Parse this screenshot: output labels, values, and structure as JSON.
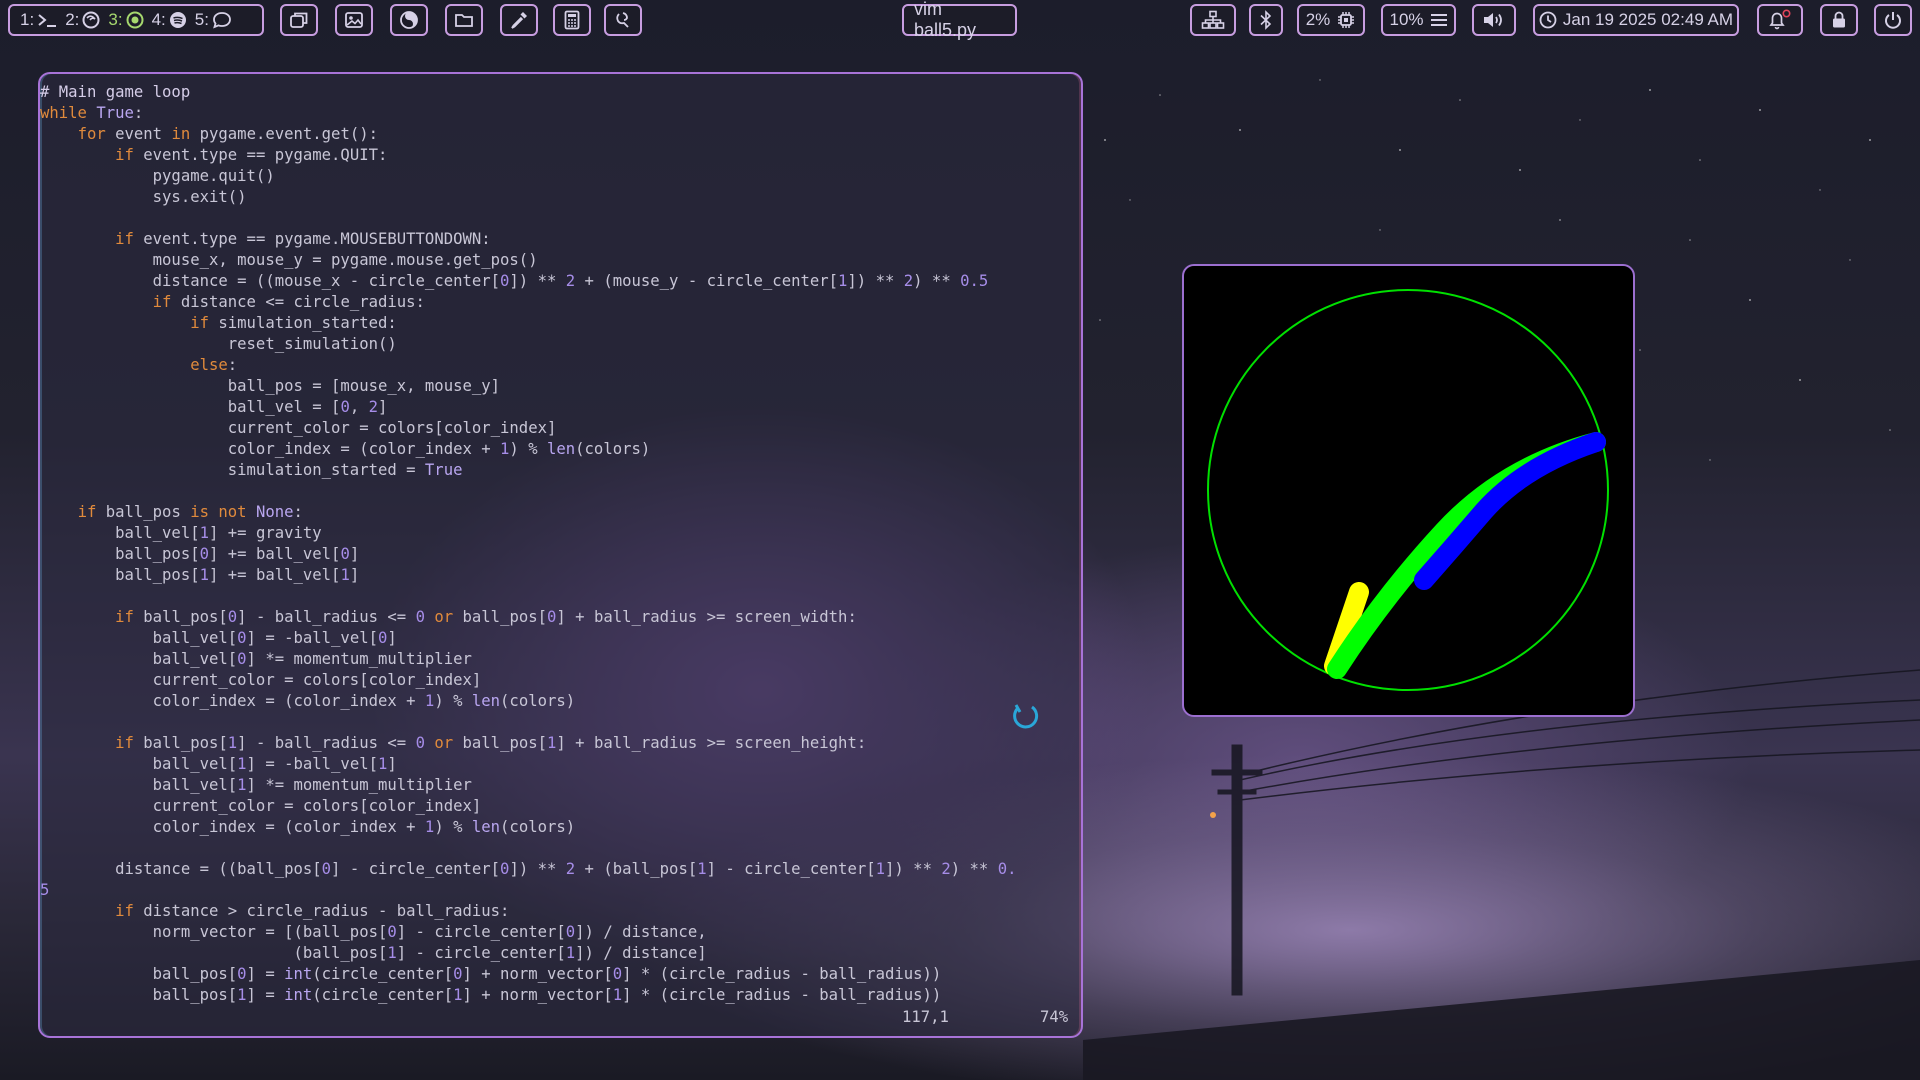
{
  "topbar": {
    "workspaces": [
      {
        "number": "1:",
        "icon": "terminal-icon"
      },
      {
        "number": "2:",
        "icon": "firefox-icon"
      },
      {
        "number": "3:",
        "icon": "radio-target-icon",
        "active": true
      },
      {
        "number": "4:",
        "icon": "spotify-icon"
      },
      {
        "number": "5:",
        "icon": "chat-bubble-icon"
      }
    ],
    "launchers": [
      "windows-icon",
      "image-icon",
      "theme-icon",
      "folder-icon",
      "color-picker-icon",
      "calculator-icon",
      "settings-icon"
    ],
    "window_title": "vim ball5.py",
    "cpu": "2%",
    "memory": "10%",
    "datetime": "Jan 19 2025 02:49 AM",
    "right_icons": [
      "network-icon",
      "bluetooth-icon",
      "volume-icon",
      "notification-bell-icon",
      "lock-icon",
      "power-icon"
    ]
  },
  "editor": {
    "line_position": "117,1",
    "scroll_percent": "74%",
    "lines": [
      [
        [
          "# Main game loop",
          "cm"
        ]
      ],
      [
        [
          "while",
          "kw"
        ],
        [
          " ",
          ""
        ],
        [
          "True",
          "bi"
        ],
        [
          ":",
          ""
        ]
      ],
      [
        [
          "    ",
          ""
        ],
        [
          "for",
          "kw"
        ],
        [
          " event ",
          ""
        ],
        [
          "in",
          "kw"
        ],
        [
          " pygame.event.get():",
          ""
        ]
      ],
      [
        [
          "        ",
          ""
        ],
        [
          "if",
          "kw"
        ],
        [
          " event.type == pygame.QUIT:",
          ""
        ]
      ],
      [
        [
          "            pygame.quit()",
          ""
        ]
      ],
      [
        [
          "            sys.exit()",
          ""
        ]
      ],
      [
        [
          "",
          ""
        ]
      ],
      [
        [
          "        ",
          ""
        ],
        [
          "if",
          "kw"
        ],
        [
          " event.type == pygame.MOUSEBUTTONDOWN:",
          ""
        ]
      ],
      [
        [
          "            mouse_x, mouse_y = pygame.mouse.get_pos()",
          ""
        ]
      ],
      [
        [
          "            distance = ((mouse_x - circle_center[",
          ""
        ],
        [
          "0",
          "nm"
        ],
        [
          "]) ** ",
          ""
        ],
        [
          "2",
          "nm"
        ],
        [
          " + (mouse_y - circle_center[",
          ""
        ],
        [
          "1",
          "nm"
        ],
        [
          "]) ** ",
          ""
        ],
        [
          "2",
          "nm"
        ],
        [
          ") ** ",
          ""
        ],
        [
          "0.5",
          "nm"
        ]
      ],
      [
        [
          "            ",
          ""
        ],
        [
          "if",
          "kw"
        ],
        [
          " distance <= circle_radius:",
          ""
        ]
      ],
      [
        [
          "                ",
          ""
        ],
        [
          "if",
          "kw"
        ],
        [
          " simulation_started:",
          ""
        ]
      ],
      [
        [
          "                    reset_simulation()",
          ""
        ]
      ],
      [
        [
          "                ",
          ""
        ],
        [
          "else",
          "kw"
        ],
        [
          ":",
          ""
        ]
      ],
      [
        [
          "                    ball_pos = [mouse_x, mouse_y]",
          ""
        ]
      ],
      [
        [
          "                    ball_vel = [",
          ""
        ],
        [
          "0",
          "nm"
        ],
        [
          ", ",
          ""
        ],
        [
          "2",
          "nm"
        ],
        [
          "]",
          ""
        ]
      ],
      [
        [
          "                    current_color = colors[color_index]",
          ""
        ]
      ],
      [
        [
          "                    color_index = (color_index + ",
          ""
        ],
        [
          "1",
          "nm"
        ],
        [
          ") % ",
          ""
        ],
        [
          "len",
          "bi"
        ],
        [
          "(colors)",
          ""
        ]
      ],
      [
        [
          "                    simulation_started = ",
          ""
        ],
        [
          "True",
          "bi"
        ]
      ],
      [
        [
          "",
          ""
        ]
      ],
      [
        [
          "    ",
          ""
        ],
        [
          "if",
          "kw"
        ],
        [
          " ball_pos ",
          ""
        ],
        [
          "is not",
          "kw"
        ],
        [
          " ",
          ""
        ],
        [
          "None",
          "bi"
        ],
        [
          ":",
          ""
        ]
      ],
      [
        [
          "        ball_vel[",
          ""
        ],
        [
          "1",
          "nm"
        ],
        [
          "] += gravity",
          ""
        ]
      ],
      [
        [
          "        ball_pos[",
          ""
        ],
        [
          "0",
          "nm"
        ],
        [
          "] += ball_vel[",
          ""
        ],
        [
          "0",
          "nm"
        ],
        [
          "]",
          ""
        ]
      ],
      [
        [
          "        ball_pos[",
          ""
        ],
        [
          "1",
          "nm"
        ],
        [
          "] += ball_vel[",
          ""
        ],
        [
          "1",
          "nm"
        ],
        [
          "]",
          ""
        ]
      ],
      [
        [
          "",
          ""
        ]
      ],
      [
        [
          "        ",
          ""
        ],
        [
          "if",
          "kw"
        ],
        [
          " ball_pos[",
          ""
        ],
        [
          "0",
          "nm"
        ],
        [
          "] - ball_radius <= ",
          ""
        ],
        [
          "0",
          "nm"
        ],
        [
          " ",
          ""
        ],
        [
          "or",
          "kw"
        ],
        [
          " ball_pos[",
          ""
        ],
        [
          "0",
          "nm"
        ],
        [
          "] + ball_radius >= screen_width:",
          ""
        ]
      ],
      [
        [
          "            ball_vel[",
          ""
        ],
        [
          "0",
          "nm"
        ],
        [
          "] = -ball_vel[",
          ""
        ],
        [
          "0",
          "nm"
        ],
        [
          "]",
          ""
        ]
      ],
      [
        [
          "            ball_vel[",
          ""
        ],
        [
          "0",
          "nm"
        ],
        [
          "] *= momentum_multiplier",
          ""
        ]
      ],
      [
        [
          "            current_color = colors[color_index]",
          ""
        ]
      ],
      [
        [
          "            color_index = (color_index + ",
          ""
        ],
        [
          "1",
          "nm"
        ],
        [
          ") % ",
          ""
        ],
        [
          "len",
          "bi"
        ],
        [
          "(colors)",
          ""
        ]
      ],
      [
        [
          "",
          ""
        ]
      ],
      [
        [
          "        ",
          ""
        ],
        [
          "if",
          "kw"
        ],
        [
          " ball_pos[",
          ""
        ],
        [
          "1",
          "nm"
        ],
        [
          "] - ball_radius <= ",
          ""
        ],
        [
          "0",
          "nm"
        ],
        [
          " ",
          ""
        ],
        [
          "or",
          "kw"
        ],
        [
          " ball_pos[",
          ""
        ],
        [
          "1",
          "nm"
        ],
        [
          "] + ball_radius >= screen_height:",
          ""
        ]
      ],
      [
        [
          "            ball_vel[",
          ""
        ],
        [
          "1",
          "nm"
        ],
        [
          "] = -ball_vel[",
          ""
        ],
        [
          "1",
          "nm"
        ],
        [
          "]",
          ""
        ]
      ],
      [
        [
          "            ball_vel[",
          ""
        ],
        [
          "1",
          "nm"
        ],
        [
          "] *= momentum_multiplier",
          ""
        ]
      ],
      [
        [
          "            current_color = colors[color_index]",
          ""
        ]
      ],
      [
        [
          "            color_index = (color_index + ",
          ""
        ],
        [
          "1",
          "nm"
        ],
        [
          ") % ",
          ""
        ],
        [
          "len",
          "bi"
        ],
        [
          "(colors)",
          ""
        ]
      ],
      [
        [
          "",
          ""
        ]
      ],
      [
        [
          "        distance = ((ball_pos[",
          ""
        ],
        [
          "0",
          "nm"
        ],
        [
          "] - circle_center[",
          ""
        ],
        [
          "0",
          "nm"
        ],
        [
          "]) ** ",
          ""
        ],
        [
          "2",
          "nm"
        ],
        [
          " + (ball_pos[",
          ""
        ],
        [
          "1",
          "nm"
        ],
        [
          "] - circle_center[",
          ""
        ],
        [
          "1",
          "nm"
        ],
        [
          "]) ** ",
          ""
        ],
        [
          "2",
          "nm"
        ],
        [
          ") ** ",
          ""
        ],
        [
          "0.",
          "nm"
        ]
      ],
      [
        [
          "5",
          "nm"
        ]
      ],
      [
        [
          "        ",
          ""
        ],
        [
          "if",
          "kw"
        ],
        [
          " distance > circle_radius - ball_radius:",
          ""
        ]
      ],
      [
        [
          "            norm_vector = [(ball_pos[",
          ""
        ],
        [
          "0",
          "nm"
        ],
        [
          "] - circle_center[",
          ""
        ],
        [
          "0",
          "nm"
        ],
        [
          "]) / distance,",
          ""
        ]
      ],
      [
        [
          "                           (ball_pos[",
          ""
        ],
        [
          "1",
          "nm"
        ],
        [
          "] - circle_center[",
          ""
        ],
        [
          "1",
          "nm"
        ],
        [
          "]) / distance]",
          ""
        ]
      ],
      [
        [
          "            ball_pos[",
          ""
        ],
        [
          "0",
          "nm"
        ],
        [
          "] = ",
          ""
        ],
        [
          "int",
          "bi"
        ],
        [
          "(circle_center[",
          ""
        ],
        [
          "0",
          "nm"
        ],
        [
          "] + norm_vector[",
          ""
        ],
        [
          "0",
          "nm"
        ],
        [
          "] * (circle_radius - ball_radius))",
          ""
        ]
      ],
      [
        [
          "            ball_pos[",
          ""
        ],
        [
          "1",
          "nm"
        ],
        [
          "] = ",
          ""
        ],
        [
          "int",
          "bi"
        ],
        [
          "(circle_center[",
          ""
        ],
        [
          "1",
          "nm"
        ],
        [
          "] + norm_vector[",
          ""
        ],
        [
          "1",
          "nm"
        ],
        [
          "] * (circle_radius - ball_radius))",
          ""
        ]
      ]
    ]
  },
  "game": {
    "circle_color": "#00e000",
    "trail_colors": [
      "#ffff00",
      "#00ff00",
      "#0000ff"
    ]
  }
}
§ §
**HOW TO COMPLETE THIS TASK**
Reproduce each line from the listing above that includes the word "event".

**EXPECTED ANSWER**
          " event ",
          " pygame.event.get():",
          " event.type == pygame.QUIT:",
          " event.type == pygame.MOUSEBUTTONDOWN:",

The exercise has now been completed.